Practice strategies don't affect diabetes care
A Harvard Medical School study has found that current practice management strategies and financial arrangements have a limited impact on the quality of care for patients with diabetes. Led by Nancy L. Keating, MD, researchers reviewed medical records of 652 diabetes patients enrolled in three health plans in Minnesota along with the 399 physicians in 135 practices who cared for them.
Researchers defined the main outcome measures by a quality score indicating receipt of care in accordance with six accepted quality indicators.
Only 5% of the variation in quality was attri-buted to characteristics of physicians' practices. Quality scores tended to be higher for patients whose physicians received quality performance reports or utilization profiles from more than one source, routinely enrolled diabetic patients in disease-management programs, or received diabetes-specific reports.
The study, The Influence of Physicians' Practice Management Strategies and Financial Arrangements on Quality of Care Among Patients With Diabetes, is available in the September issue of Medical Care, the journal of the American Public Health Association.
New fall prevention web resources available
The Safety Institute of Premier Inc. has launched a publicly accessible, web-based clearinghouse of resources and tools for fall prevention to define and measure falls, identify risks, and target prevention strategies among patients and residents. (Premier has offices in San Diego; Charlotte, NC; Oak Brook, IL; and Washington, DC.)
The Premier resources include:

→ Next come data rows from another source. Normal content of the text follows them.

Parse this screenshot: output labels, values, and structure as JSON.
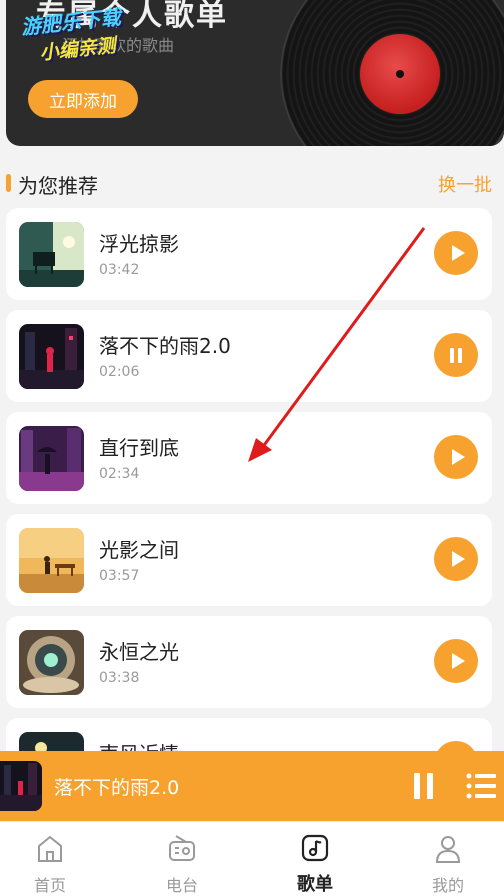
{
  "banner": {
    "title": "专属个人歌单",
    "subtitle": "添加喜欢的歌曲",
    "add_label": "立即添加",
    "watermark_line1": "游肥乐下载",
    "watermark_line2": "小编亲测"
  },
  "section": {
    "title": "为您推荐",
    "refresh_label": "换一批"
  },
  "songs": [
    {
      "title": "浮光掠影",
      "duration": "03:42",
      "state": "paused-play"
    },
    {
      "title": "落不下的雨2.0",
      "duration": "02:06",
      "state": "playing"
    },
    {
      "title": "直行到底",
      "duration": "02:34",
      "state": "paused-play"
    },
    {
      "title": "光影之间",
      "duration": "03:57",
      "state": "paused-play"
    },
    {
      "title": "永恒之光",
      "duration": "03:38",
      "state": "paused-play"
    },
    {
      "title": "南风近情",
      "duration": "",
      "state": "paused-play"
    }
  ],
  "player": {
    "title": "落不下的雨2.0"
  },
  "tabs": [
    {
      "label": "首页",
      "icon": "home-icon"
    },
    {
      "label": "电台",
      "icon": "radio-icon"
    },
    {
      "label": "歌单",
      "icon": "music-note-icon",
      "active": true
    },
    {
      "label": "我的",
      "icon": "person-icon"
    }
  ],
  "colors": {
    "accent": "#f7a12e",
    "annotation_arrow": "#e01b1b"
  }
}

The fall prevention module complements the Safety Institute's back injury prevention web module, a related issue for patient, resident, and worker safety. These web resources are part of the institute's web site on patient, worker, and environmental safety, which includes downloadable tools, resources, an on-line safety store, electronic newsletter, national safety conference proceedings, and more.
The information can be accessed free at: www.premierinc.com/safety. Click on "fall prevention module" or the worker safety icon for back injury and fall prevention resources.
WHO starts global patient safety group
The World Health Organization (WHO) has launched Partners in the World Alliance for Patient Safety, an international partnership aimed at improving patient safety globally.
The new partnership, which will include the U.S. Department of Health and Human Services (HHS), will focus its efforts over the next two years on reducing health care-associated infections; ensuring consistent concepts, principles, and terminology in patient safety work; conducting research; and generating and promoting best practice guidelines.
The alliance plans to build on existing efforts in individual countries in an effort to decrease adverse events worldwide.
"We have seen much progress in the last five years, but we have a long way to go to ensure that health care services provided around the world are as safe as they can be," said Carolyn Clancy, director of HHS' Agency for Healthcare Research and Quality, in announcing the partnership.
For more information, visit: www.who.int/mediacentre/news/releases/2004/pr74/en/.